Sunday, April 24, 2016

Exxon knew, but lied

A company like Exxon may legally lie to the American public, but lying to stockholders is a punishable offense.  Exxon has been studying global warming since the 1980s, including the melting of Arctic ice, which might affect the company’s oil drilling operations.  The company knew the climate was changing.

However, in 1999 Exxon CEO Lee Raymond told shareholders that climate change was “sheer speculation.”

Now the Attorney Generals of California and New York have launched probes to see whether Exxon’s lies to stockholders are actionable.  New York law allows the AG to investigate deceitful statements to shareholders whether or not they were harmed.  

We know from Big Tobacco just how far companies will go to protect their interests, whether or not they harm their customers, or in the case of Exxon, the future of the planet itself.

For more info on Exxon, see the article by Jason Mark, “Big Oil in the Hot Seat,” Sierra (May/June 2016), pp. 28-29. 

Saturday, April 23, 2016

Congress and the I.R.S.

Over the last five years Congressional Republicans have cut the I.R.S. budget by nearly $1 billion and reduced the I.R.S. staffing by about 17,000.

House Republicans approved a number of additional anti-I.R.S. bills this past week, labeling it “I.R.S. week.”  Cute.

Paul Ryan, supposedly the Congressional intellectual, said, “Right now, we have a tax code that no one can understand being enforced by an agency that no one trusts.”

Who writes the tax code?  Congress.  Who was chairman of the Ways and Means Committee that writes the tax code for most of the past five years?  Paul Ryan.  

According to the New York Times, for every dollar the I.R.S. spends in tax compliance, it raises at least $4.  By cutting the I.R.S. budget, the Republicans are reducing the amount of revenue raised.  Then they blame the I.R.S. for not doing its job.  

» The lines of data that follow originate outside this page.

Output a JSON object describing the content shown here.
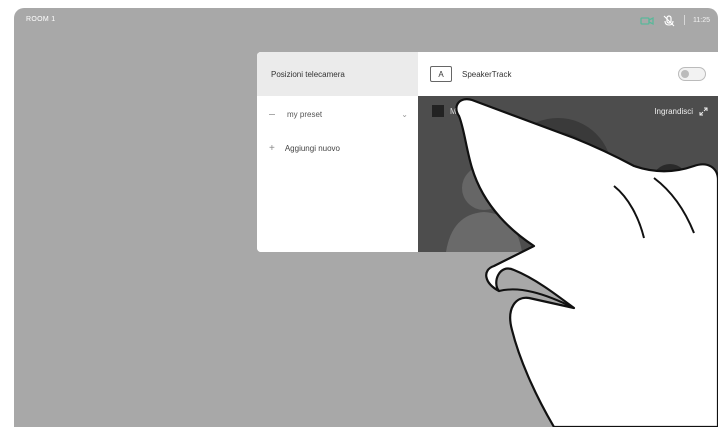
{
  "status_bar": {
    "device_name": "ROOM 1",
    "time": "11:25",
    "icons": [
      "camera-icon",
      "mic-icon"
    ],
    "accent_color": "#5ab89a"
  },
  "camera_panel": {
    "title": "Posizioni telecamera",
    "presets": [
      {
        "label": "my preset",
        "icon": "dash-icon",
        "chevron": "chevron-down-icon"
      }
    ],
    "add_new_label": "Aggiungi nuovo",
    "speakertrack": {
      "icon_label": "A",
      "label": "SpeakerTrack",
      "enabled": false
    },
    "preview": {
      "self_view_label": "Mostra vista",
      "zoom_label": "Ingrandisci"
    }
  }
}
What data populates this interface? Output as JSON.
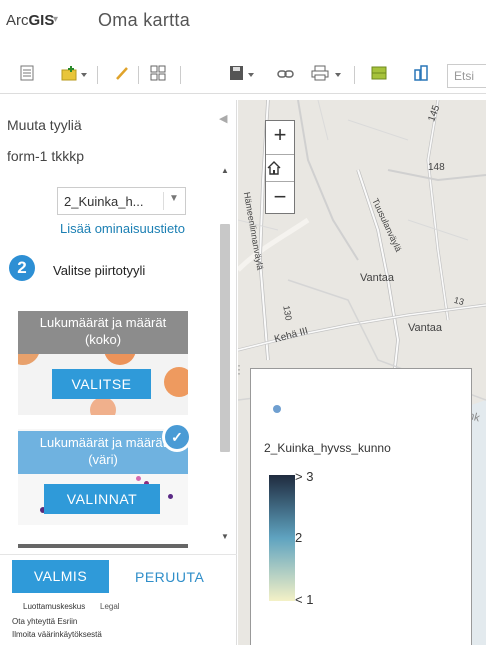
{
  "app": {
    "brand_prefix": "Arc",
    "brand_bold": "GIS",
    "brand_caret": "▾",
    "map_title": "Oma kartta"
  },
  "toolbar": {
    "search_placeholder": "Etsi"
  },
  "panel": {
    "title": "Muuta tyyliä",
    "layer_name": "form-1 tkkkp",
    "attribute_value": "2_Kuinka_h...",
    "add_attribute_link": "Lisää ominaisuustieto",
    "step_number": "2",
    "step_label": "Valitse piirtotyyli",
    "styles": [
      {
        "title_line1": "Lukumäärät ja määrät",
        "title_line2": "(koko)",
        "button": "VALITSE"
      },
      {
        "title_line1": "Lukumäärät ja määrät",
        "title_line2": "(väri)",
        "button": "VALINNAT",
        "selected": true
      }
    ],
    "done_button": "VALMIS",
    "cancel_button": "PERUUTA"
  },
  "footer": {
    "trust_center": "Luottamuskeskus",
    "legal": "Legal",
    "contact": "Ota yhteyttä Esriin",
    "report_abuse": "Ilmoita väärinkäytöksestä"
  },
  "map": {
    "labels": {
      "road_145": "145",
      "road_148": "148",
      "hameenlinnanvayla": "Hämeenlinnanväylä",
      "tuusulanvayla": "Tuusulanväylä",
      "vantaa_1": "Vantaa",
      "vantaa_2": "Vantaa",
      "road_130": "130",
      "road_13": "13",
      "kehaiii": "Kehä III",
      "helsinki": "Helsink"
    },
    "zoom_in": "+",
    "zoom_out": "−"
  },
  "legend": {
    "field": "2_Kuinka_hyvss_kunno",
    "max_label": "> 3",
    "mid_label": "2",
    "min_label": "< 1"
  }
}
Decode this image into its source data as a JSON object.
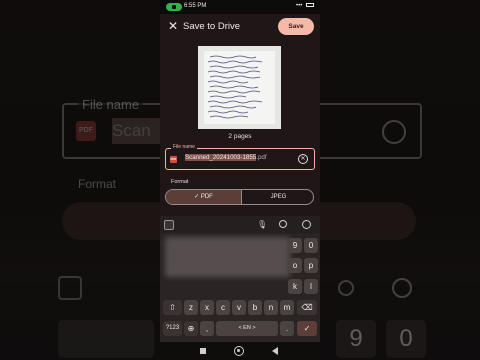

(Statistics for this post are from “I.R.S. Supporters Fight Back Against Republican Offensive, New York Times, (22 Apr. 2016), p. A14.  The article details how former I.R.S. officials appointed by Republican presidents are appalled at the recent Congressional actions.)